Windows 10 Mobile Enterprise is designed to deliver the best customer experience to business customers on smartphones and small tablets. It will be available to our Volume Licensing customers. It offers the great productivity, security and mobile device management capabilities that Windows 10 Mobile provides, and adds flexible ways for businesses to manage updates. In addition, Windows 10 Mobile Enterprise will incorporate the latest security and innovation features as soon as they are available.
There will also be versions of Windows 10 Enterprise and Windows 10 Mobile Enterprise for industry devices like ATMs, retail point of sale, handheld terminals and industrial robotics and Windows 10 IoT Core for small footprint, low cost devices like gateways.”
Unfortunately, MS rarely incorporates the feedback of their testing group in relation to real-world issues which are reported. The issue of the removal of the start button prompted such outrage by the public that Windows 8 initial sales were the worst in MS history (even worse than Vista, which is saying something…) as users clung to the now-antiquated, though-beloved Windows XP.
In a forced-response, MS released a “patch” in 8.1, yet charged for this as if it were a new operating system– when in reality they were only “fixing” their own arrogant mistakes. Well, sort of…8.1 still did not return the start button, but rather gave a right-click sub-menu which still did not include the list of installed programs found in the previous start button.

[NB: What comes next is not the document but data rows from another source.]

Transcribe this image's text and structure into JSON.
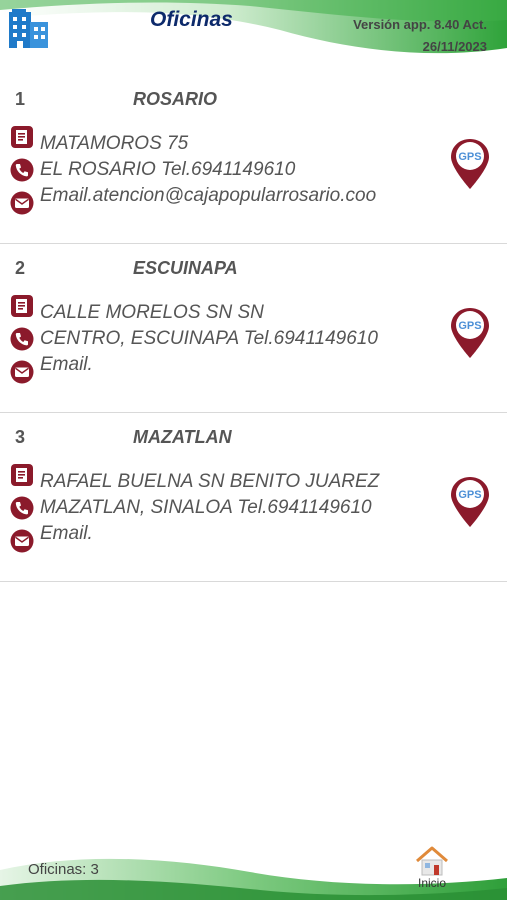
{
  "header": {
    "title": "Oficinas",
    "version_line1": "Versión app. 8.40 Act.",
    "version_line2": "26/11/2023",
    "icon": "building-icon"
  },
  "offices": [
    {
      "number": "1",
      "name": "ROSARIO",
      "address": "MATAMOROS 75",
      "phone_line": "EL ROSARIO Tel.6941149610",
      "email_line": "Email.atencion@cajapopularrosario.coo",
      "gps_label": "GPS"
    },
    {
      "number": "2",
      "name": "ESCUINAPA",
      "address": "CALLE MORELOS SN SN",
      "phone_line": "CENTRO, ESCUINAPA Tel.6941149610",
      "email_line": "Email.",
      "gps_label": "GPS"
    },
    {
      "number": "3",
      "name": "MAZATLAN",
      "address": "RAFAEL BUELNA SN BENITO JUAREZ",
      "phone_line": "MAZATLAN, SINALOA Tel.6941149610",
      "email_line": "Email.",
      "gps_label": "GPS"
    }
  ],
  "footer": {
    "count_text": "Oficinas: 3",
    "home_label": "Inicio"
  },
  "colors": {
    "title": "#0d2a6b",
    "accent_green": "#2e9e3a",
    "icon_red": "#8b1a2b",
    "text_gray": "#555555"
  }
}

The real problem lies in the fact that apparently MS still can’t comprehend that a majority of end-users never right-clicked anything in their entire computing lives. MS seems to believe that every, single person on the planet is a geek. So, even now in Windows 10, counter to what MS is reporting, there is still no “Start” > “Programs” list. Instead, in tiny letters under the pop-up window which launches by clicking their new & “improved” start menu, there’s the phrase, “All Apps”. Here, you will also find all of your installed programs– not just the “apps”. Confusing? Yep.
Hey, at least it’s free?